We already collaborate closely with hospitals across King’s Health Partners, and we work across multiple sites to plan our research and ensure patients have access to the right clinical trials.
Dr Piers Patten: caring for people with lymphoma
I specialise in seeing patients with lymphoma, a cancer of the lymph nodes, the fifth most common cancer in the UK and the most common blood cancer. I am particularly interested in patients with a common subtype, called chronic lymphocytic leukaemia (CLL). This is usually diagnosed from a blood test but it actually involves the blood, bone marrow and lymph glands. CLL often doesn’t need treatment, and patients are managed using a ‘watch and wait’ strategy which can cause worry in itself. We therefore strongly believe in educating and supporting patients even when no specific anti-leukaemia treatment is needed. When treatment is needed (and in some patients it never is) we have traditionally given a combination of chemotherapy drugs with an antibody infusion. This works very well, but in a few patients, the disease will nearly always come back. The antibody (generally ‘rituximab’ but newer ones such as ‘obinutuzumab’ are being used) specifically recognises the CLL cells by recognising a molecule known as CD20. However, the treatment of CLL is very rapidly changing and increasingly we are not using traditional chemotherapy at all.
Many new orally available drugs (for example ‘ibrutinib’ and ‘venetoclax’) have replaced chemotherapy both when we treat patients for the first time and also when the disease relapses. Although we already know that these new drugs are very effective at controlling the disease, we are currently participating in clinical trials that are examining the best way to use these drugs in combination. In the future, we hope to be able to treat patients only for a defined period with the expectation of controlling their disease for many years, completely transforming the outlook of patients with this common type of blood cancer.

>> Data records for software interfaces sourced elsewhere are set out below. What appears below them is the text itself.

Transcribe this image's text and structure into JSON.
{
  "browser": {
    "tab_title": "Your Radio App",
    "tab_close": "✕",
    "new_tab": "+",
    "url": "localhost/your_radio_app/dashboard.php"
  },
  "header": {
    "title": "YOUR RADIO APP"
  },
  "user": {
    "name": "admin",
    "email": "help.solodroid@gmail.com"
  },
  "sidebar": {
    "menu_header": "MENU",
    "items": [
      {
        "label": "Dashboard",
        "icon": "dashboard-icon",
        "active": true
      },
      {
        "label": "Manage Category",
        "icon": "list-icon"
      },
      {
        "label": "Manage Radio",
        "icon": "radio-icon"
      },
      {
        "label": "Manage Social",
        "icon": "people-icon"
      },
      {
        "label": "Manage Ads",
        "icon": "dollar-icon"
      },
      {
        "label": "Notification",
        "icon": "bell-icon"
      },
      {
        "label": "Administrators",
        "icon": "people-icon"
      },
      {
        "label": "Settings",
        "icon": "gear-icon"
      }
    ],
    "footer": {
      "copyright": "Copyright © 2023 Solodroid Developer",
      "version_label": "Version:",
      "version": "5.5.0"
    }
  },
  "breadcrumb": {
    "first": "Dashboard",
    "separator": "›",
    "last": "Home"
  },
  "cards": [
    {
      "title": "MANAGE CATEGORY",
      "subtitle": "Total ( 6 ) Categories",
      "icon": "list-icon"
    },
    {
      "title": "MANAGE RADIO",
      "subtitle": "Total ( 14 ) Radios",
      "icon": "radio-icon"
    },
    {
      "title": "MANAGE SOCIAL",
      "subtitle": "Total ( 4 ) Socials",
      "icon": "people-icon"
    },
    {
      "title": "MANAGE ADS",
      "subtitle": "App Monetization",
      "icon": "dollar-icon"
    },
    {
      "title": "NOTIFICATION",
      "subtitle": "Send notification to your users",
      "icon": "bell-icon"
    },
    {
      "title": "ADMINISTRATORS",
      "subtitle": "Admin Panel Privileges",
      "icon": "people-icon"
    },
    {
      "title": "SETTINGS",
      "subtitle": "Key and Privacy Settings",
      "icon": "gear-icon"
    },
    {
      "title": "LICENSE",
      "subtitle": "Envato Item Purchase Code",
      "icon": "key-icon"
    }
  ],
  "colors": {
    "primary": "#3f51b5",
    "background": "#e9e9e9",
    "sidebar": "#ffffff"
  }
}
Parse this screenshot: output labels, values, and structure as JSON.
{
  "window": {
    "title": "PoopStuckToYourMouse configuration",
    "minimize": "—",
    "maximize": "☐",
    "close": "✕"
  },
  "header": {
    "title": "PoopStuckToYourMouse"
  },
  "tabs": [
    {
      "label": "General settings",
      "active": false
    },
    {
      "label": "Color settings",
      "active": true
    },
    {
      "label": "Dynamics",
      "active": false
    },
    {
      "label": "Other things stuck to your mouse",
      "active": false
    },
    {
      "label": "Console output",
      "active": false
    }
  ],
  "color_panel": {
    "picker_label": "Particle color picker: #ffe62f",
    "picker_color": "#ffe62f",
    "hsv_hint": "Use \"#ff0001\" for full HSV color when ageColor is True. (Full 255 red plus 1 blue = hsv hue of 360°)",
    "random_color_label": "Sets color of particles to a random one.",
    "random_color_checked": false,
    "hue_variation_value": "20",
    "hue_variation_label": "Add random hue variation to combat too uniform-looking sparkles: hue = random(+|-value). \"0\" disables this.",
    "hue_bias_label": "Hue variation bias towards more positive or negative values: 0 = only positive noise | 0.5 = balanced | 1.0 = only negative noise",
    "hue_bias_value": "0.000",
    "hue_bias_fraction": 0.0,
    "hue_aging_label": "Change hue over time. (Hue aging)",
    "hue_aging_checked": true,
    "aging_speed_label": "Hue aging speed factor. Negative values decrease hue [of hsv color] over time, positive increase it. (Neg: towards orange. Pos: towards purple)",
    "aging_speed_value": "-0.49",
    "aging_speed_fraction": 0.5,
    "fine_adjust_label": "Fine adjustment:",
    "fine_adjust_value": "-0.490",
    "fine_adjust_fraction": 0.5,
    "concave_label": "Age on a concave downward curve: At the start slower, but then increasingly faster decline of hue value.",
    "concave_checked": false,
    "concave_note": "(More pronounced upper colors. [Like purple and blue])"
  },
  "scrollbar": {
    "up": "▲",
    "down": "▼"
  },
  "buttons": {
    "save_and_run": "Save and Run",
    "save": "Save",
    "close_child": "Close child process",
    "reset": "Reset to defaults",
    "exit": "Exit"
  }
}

As part of our Haematology Institute, we are exploring ways in which we can support people who are on ‘watch and wait’ regimes better. At the moment people attend hospital regularly for routine outpatient appointments and blood tests so that we can monitor their disease. We are working to improve care and reduce travel and waiting times by offering the choice to have blood tests done closer to home and discussing results by telephone or video, as well as supporting patients to monitor symptoms themselves and flag any concerns.
The King’s Health Partners Haematology Institute is aiming to bring together our strengths in clinical service, research, and education to deliver exceptional outcomes for haematology patients. Our vision is to develop cures and vaccinations for haematological conditions so that future generations do not have to face lives with these diseases.